I would like to provide a comprehensive list of important books to read, like christian_left did, but my reading is neither so broad nor so organized. I would, however, like to recommend from my recent reading Marcus Rediker's Villains of All Nations: Atlantic Pirates in the Golden Age (Beacon Press, 2004). I will attempt to make a case for its political and cultural relevance.
Rediker describes seamen as a maritime proletariat, and the ships they worked on as the factories of the 18th century world--the machines through which large amounts of capital were accumulated. Turning pirate--or choosing to go 'on the account,' in 18th century terms--was as much a labor action as an attempt to get rich. Of use for us today, I think, is the description of the communal and democratic nature of pirate society. The ship was held to be common property, and important decisions (such as who would be captain) were voted on by the crew. Any wealth generated by the operation of the ship was distributed in shares to the entire crew in accordance with compacts (usually written) agreed upon beforehand by the entire crew.

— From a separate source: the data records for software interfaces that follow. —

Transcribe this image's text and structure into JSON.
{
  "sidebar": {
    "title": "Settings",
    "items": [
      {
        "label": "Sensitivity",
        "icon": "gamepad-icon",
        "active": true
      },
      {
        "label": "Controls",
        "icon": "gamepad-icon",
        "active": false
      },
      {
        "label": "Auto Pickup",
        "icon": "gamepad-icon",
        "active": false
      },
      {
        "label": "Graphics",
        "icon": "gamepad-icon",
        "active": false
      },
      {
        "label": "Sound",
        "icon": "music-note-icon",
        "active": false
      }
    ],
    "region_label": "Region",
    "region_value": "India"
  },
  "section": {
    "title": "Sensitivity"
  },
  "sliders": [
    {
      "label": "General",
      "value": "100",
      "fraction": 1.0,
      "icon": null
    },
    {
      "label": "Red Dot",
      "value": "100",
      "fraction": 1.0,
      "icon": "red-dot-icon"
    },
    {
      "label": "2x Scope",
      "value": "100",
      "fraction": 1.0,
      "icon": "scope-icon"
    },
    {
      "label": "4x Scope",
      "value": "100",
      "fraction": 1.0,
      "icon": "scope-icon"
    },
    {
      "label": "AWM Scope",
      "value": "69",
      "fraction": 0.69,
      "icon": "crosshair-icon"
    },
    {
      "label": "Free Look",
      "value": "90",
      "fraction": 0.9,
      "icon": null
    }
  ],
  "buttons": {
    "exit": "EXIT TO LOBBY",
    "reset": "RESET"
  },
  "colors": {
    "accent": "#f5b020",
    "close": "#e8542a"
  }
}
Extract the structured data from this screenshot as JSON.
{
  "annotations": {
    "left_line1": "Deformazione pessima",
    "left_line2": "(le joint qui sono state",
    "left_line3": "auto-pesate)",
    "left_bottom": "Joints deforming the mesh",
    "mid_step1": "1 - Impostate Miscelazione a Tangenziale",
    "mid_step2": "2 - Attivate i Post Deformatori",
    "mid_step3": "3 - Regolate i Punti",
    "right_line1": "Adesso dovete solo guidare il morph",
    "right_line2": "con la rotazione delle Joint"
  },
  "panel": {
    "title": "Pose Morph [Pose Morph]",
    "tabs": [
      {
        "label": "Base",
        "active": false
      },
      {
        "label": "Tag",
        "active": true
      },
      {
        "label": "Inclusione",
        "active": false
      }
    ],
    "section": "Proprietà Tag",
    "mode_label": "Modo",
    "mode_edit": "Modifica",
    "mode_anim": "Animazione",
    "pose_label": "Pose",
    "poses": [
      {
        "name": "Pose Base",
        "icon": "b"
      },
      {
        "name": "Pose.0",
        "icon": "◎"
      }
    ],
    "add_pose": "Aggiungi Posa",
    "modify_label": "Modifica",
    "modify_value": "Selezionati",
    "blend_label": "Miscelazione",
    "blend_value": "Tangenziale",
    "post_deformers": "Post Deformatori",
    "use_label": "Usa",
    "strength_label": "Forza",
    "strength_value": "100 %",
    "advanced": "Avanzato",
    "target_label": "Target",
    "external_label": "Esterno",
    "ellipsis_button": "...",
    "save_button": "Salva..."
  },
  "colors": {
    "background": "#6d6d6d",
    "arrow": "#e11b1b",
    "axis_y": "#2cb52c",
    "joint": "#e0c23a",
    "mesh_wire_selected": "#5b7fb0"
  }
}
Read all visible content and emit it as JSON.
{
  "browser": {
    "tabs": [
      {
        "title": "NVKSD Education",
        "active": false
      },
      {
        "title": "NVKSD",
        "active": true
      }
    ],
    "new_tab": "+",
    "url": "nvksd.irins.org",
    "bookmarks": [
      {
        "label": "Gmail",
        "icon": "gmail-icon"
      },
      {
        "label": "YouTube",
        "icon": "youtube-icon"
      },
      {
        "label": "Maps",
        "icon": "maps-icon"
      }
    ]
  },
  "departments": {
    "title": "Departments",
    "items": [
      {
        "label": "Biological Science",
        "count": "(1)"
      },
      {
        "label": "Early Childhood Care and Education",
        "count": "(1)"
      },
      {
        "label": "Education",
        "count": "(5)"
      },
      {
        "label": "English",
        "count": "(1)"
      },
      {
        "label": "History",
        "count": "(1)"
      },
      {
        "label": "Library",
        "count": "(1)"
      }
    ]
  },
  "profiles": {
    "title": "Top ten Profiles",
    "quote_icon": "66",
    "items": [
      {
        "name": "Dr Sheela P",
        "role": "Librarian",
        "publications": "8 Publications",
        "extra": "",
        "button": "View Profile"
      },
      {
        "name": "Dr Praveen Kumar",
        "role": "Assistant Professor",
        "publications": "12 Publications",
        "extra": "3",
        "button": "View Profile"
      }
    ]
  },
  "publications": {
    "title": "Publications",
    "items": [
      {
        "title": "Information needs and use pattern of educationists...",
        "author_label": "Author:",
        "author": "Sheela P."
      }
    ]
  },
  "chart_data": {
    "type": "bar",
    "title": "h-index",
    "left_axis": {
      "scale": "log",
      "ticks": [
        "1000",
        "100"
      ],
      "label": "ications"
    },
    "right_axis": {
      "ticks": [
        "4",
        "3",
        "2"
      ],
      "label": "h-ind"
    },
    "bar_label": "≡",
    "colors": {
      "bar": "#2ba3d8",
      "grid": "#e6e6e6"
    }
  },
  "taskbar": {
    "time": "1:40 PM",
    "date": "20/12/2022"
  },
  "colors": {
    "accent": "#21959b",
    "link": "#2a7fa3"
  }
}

This form of communal self-organization in opposition to the state and to capital is an important precedent for those seeking to resist the current near-hegemony of free market corporate capitalism. Keeping even the idea of such forms of society alive in an age increasingly dominated by obsequience to hierarchy, profit and blind self-interest helps preserve the hope for viable alternative movements. And, although I tend not to believe in national characters, the figure of the rebel against authority and privilege is vitally important to the American mythos. A political movement that incorporated a revival of purposeful rebelliousness could tap into cultural currents very powerful to American society.
Rediker may have an overly romantic view of pirates and pirate society, but his scholarship seems quite sound. For a more in-depth survey of the world of the 18th century seaman, Rediker's earlier, more scholarly book, Between the Devil and the Deep Blue Sea: Merchant Seaman, Pirates, and the Anglo-American Maritime World, 1700-1750 (Cambridge UP, 1987) is also quite good, though longer and less entertaining.